An increasing demand for cheap and mid-market furniture, along
with a growing reliance on machines, created a bewildering variety of styles in the late 19th century
The majority of late Victorian and Edwardian furniture
borrowed promiscuously from earlier styles and from different nations.
Only two new design movements, Arts and Crafts and art nouveau, influenced furniture styles in the half-century between 1860 and outbreak of World War 1.
Both these, though, were associated with meticulously hand-crafted pieces, while almost all of the furniture of the period was churned out by factories.
The result was a drop in quality, with rigid, stylized machine-carving and turning.
Some critics lambasted the public for their lack of taste and furniture makers for their greed and folly, but they were in the minority.
Factory-made furniture, though, did have the virtue of being cheap. As time went on, more and more people had the means to furnish a house.
Victorians loved innovation and gleefully embraced new styles and fads.
They were especially fond of fussy, elaborate decoration, which they saw as a sign of wealth and status.
This was true of the downstairs rooms at least.
Oak was fashionable in the dining room, and walnut in the drawing room. Walnut's golden tones were echoed by cheaper woods such as yellow-tinged ash and bird's-eye maple.
Satinwood and mahogany were still used, though the mahogany tended to be of inferior quality.
PINE AND BRASS
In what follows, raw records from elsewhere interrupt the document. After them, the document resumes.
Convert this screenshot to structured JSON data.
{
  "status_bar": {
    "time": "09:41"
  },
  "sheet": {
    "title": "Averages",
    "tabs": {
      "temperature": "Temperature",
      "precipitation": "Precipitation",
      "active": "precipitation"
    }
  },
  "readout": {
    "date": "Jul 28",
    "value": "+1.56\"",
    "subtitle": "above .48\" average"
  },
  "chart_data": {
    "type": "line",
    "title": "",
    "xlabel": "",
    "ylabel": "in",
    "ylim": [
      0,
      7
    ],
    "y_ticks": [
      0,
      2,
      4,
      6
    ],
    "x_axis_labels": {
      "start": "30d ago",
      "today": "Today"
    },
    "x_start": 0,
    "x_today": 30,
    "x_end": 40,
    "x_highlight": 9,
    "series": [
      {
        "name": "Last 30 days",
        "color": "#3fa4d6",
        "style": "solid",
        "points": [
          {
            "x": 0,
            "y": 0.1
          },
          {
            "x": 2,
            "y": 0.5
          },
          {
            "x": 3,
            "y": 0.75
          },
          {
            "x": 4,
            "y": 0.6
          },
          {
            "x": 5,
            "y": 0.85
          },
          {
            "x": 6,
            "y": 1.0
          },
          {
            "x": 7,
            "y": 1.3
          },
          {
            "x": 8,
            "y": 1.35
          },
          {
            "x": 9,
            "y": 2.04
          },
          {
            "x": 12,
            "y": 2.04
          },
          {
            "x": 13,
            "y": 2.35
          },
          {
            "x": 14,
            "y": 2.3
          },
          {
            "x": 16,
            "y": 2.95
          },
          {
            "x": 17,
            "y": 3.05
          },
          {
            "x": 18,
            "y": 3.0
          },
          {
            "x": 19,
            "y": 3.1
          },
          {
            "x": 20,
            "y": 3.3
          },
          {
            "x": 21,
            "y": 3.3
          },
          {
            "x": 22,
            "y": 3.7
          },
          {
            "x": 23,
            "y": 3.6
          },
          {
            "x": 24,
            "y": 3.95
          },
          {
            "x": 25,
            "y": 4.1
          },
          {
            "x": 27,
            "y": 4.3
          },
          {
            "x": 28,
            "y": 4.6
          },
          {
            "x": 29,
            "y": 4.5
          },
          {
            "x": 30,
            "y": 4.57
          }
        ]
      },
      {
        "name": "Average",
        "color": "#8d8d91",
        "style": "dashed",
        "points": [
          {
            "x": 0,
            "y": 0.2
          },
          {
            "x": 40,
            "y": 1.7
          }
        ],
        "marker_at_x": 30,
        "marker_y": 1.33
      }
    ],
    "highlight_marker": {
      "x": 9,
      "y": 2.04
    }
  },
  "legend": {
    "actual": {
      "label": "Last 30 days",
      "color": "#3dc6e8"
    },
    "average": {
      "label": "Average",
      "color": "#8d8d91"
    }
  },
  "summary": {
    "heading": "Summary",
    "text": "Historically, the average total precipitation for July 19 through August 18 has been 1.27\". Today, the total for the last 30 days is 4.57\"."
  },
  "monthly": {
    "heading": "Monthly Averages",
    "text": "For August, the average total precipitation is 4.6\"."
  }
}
Upstairs, furniture tended to be simpler in style. Beds of cast iron and brass were popular, while other bedroom furniture was made of cheaper woods; painted deal or pine was increasingly used for servants' rooms and bedrooms.
Some inferior wood was painted for the sake of decoration, or to give it a grain.
Other makers smeared it with a thick, dark stain to give it the appearance of great age.
This was especially true of furniture created in the Gothic style, where decorative carving was based on the stonework seen in medieval churches, and of
The latter, despite its name, was largely based on loose copies of the Jacobean oak furniture of the 17th century.
The 1870s saw antique furniture being appreciated for the first time for what it was, and reproductions of Georgian furniture took over from the Elizabethan and Gothic styles.
The originals were not carefully copied.
The jointing methods of the 18th century were rarely used, while the furniture mixed details from different periods. and had all manner of incongruous ornament added to it.
This was nor a failure of craftsmanship.
There were plenty of skilled cabinetmakers working in the 19th century, but they were ill-served by designers and at the mercy of public demand.
Fashions in ornament are the best guide to accurately dating late Victorian pieces.
Gilded furniture had gone out of fashion by 1870, while sunflowers were a popular ornamental motif only in the 1880s.
Inlay of pewter and mother-of-pearl dates a piece to the turn of the century.
From 1870 on, the opening up of Japan to the West after centuries of isolation led to a craze for all things
A great deal of bamboo and cane furniture was made in the last quarter of the century, and wood was turned and stained to imitate bamboo.
By the end of the Victorian period, the influence of Arts and Crafts finally filtered into main-stream
furniture making. Firms like Heal's made sure that Edwardian furniture had simpler, less fussy outlines and more restrained decoration than Victorian work.
• Only at the end of the period did ebonized furniture, with a dark smooth finish, become popular.
• The great majority of veneers in the late Victorian period were cut by machine and as a result were much thinner than those on Georgian and Regency furniture.
• Machine-made dovetails on a drawer - chunkier than hand-cut ones - are made after 1880.
• If you suspect a piece has been aged with a stain, look underneath. Genuine pieces will be grimy in places, less so in others.
Light wood or a uniform darkness shows a newer piece.